The bank however raised Rs.10 billion via senior listed debentures in June 2015. Available for sale financial investments rose by Rs.11.5 billion. Meanwhile, the bank’s low cost deposit base—current and savings account (CASA) ratio— slightly improved from 24 percent to 25.6 percent during the year. This is much below the industry average which hovers close to 40 percent levels. Higher CASA leads to higher margin as the cost of funds becomes lower. The local banks are now offering highly attractive rates to lure customer deposits as the funds for lending is limited after the Central Bank mopped up excess liquidity through a higher reserve ratio in January 2016. NDB’s provisions for possible bad loans and other losses declined by 9.8 percent to Rs.201.2 million, predominantly due to much lower collective impairments reflected through the improvement in the quality of the assets.

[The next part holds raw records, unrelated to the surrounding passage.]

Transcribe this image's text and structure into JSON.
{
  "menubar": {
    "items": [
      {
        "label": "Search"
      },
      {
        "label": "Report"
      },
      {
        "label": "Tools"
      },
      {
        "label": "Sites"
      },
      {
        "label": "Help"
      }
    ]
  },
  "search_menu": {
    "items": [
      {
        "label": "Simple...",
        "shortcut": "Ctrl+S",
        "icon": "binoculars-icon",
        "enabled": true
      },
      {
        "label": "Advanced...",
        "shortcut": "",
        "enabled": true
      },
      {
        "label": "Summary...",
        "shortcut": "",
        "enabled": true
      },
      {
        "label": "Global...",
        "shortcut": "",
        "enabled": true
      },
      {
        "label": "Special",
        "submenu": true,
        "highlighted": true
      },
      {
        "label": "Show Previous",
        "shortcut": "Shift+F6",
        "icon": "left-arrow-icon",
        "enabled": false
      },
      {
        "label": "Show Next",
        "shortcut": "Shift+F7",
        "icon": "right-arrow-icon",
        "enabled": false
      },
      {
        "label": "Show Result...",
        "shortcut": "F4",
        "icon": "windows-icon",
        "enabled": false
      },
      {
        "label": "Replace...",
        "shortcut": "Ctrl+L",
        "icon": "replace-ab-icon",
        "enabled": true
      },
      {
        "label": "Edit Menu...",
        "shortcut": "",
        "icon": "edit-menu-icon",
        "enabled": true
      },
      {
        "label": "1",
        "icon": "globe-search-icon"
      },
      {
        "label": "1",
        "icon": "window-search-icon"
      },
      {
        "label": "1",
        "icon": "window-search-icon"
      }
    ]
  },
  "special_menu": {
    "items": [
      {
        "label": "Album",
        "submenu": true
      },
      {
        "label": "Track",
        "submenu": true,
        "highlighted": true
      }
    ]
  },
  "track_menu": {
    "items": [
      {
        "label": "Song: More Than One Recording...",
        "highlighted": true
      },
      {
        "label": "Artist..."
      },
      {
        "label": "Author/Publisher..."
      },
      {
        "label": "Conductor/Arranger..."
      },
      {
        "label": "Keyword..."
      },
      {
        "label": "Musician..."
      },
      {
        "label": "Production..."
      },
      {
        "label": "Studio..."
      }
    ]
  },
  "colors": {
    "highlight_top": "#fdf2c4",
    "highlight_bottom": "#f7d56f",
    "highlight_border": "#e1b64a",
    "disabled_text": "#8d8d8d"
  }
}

The gross non-performing loan ratio edged down from 2.51 percent to 2.43 percent, well below the industry average. The efficiency as reflected by the, “cost to income ratio (CIR) was 49.55 percent. Despite the year-on-year increase in the CIR, predominantly attributable to network expansion costs, the CIR of the bank was well managed within the industry norms,” the statement said. The bank, operating with 93 branches and 1,960 employees, saw the branch network going up by 10 new branches and 216 employees during the year. Meanwhile, for the year ended December 31, 2015 the banking group posted a net profit of Rs.3.54 billion (EPS of Rs.21.51), down 14 percent. On a standalone basis the bank’s net profit grew only 3 percent to Rs.3.5 billion. The lower profit was due to NII, which edged down by 1 percent to Rs.7.8 billion, net gains from financial investments, which fell by 61 percent to Rs.494 million due to marked-tomarket losses, higher individual impairments, which rose by 297 percent to Rs.561.2 million and higher operating costs. Other operating income grew by as much as 127 percent to Rs.744.9 million due to, “the higher exchange gains earned on the revaluation of the foreign currency book of the bank over the prior year, which resulted from the adoption of a free float foreign exchange rate mechanism in September 2015,” NDB said. The Tier I capital adequacy ratio (CAR) of the bank declined to 8.51 percent while the Tier II CAR fell to 12.59 percent from 10.09 percent and 14.68 percent a year ago due to the expansion in risk weighted assets/loans. As a part of the shareholder agreement between NDB Capital Holdings PLC and NDB Zephyr Partners Ltd on December 15, 2014, the former invested Rs.49.6 million in 60 percent ordinary shares and redeemable preference shares of the latter on January 2, 2016 which is not accounted for in the financial statements for the year ended December 31, 2015. As of December 31, 2015, Bank of Ceylon held 9.91 percent stake in NDB followed by the state controlled private sector pension fund, Employees’ Provident Fund with 9.69 percent and Sri Lanka Insurance Corporations’ General Fund with a 5.68 percent stake.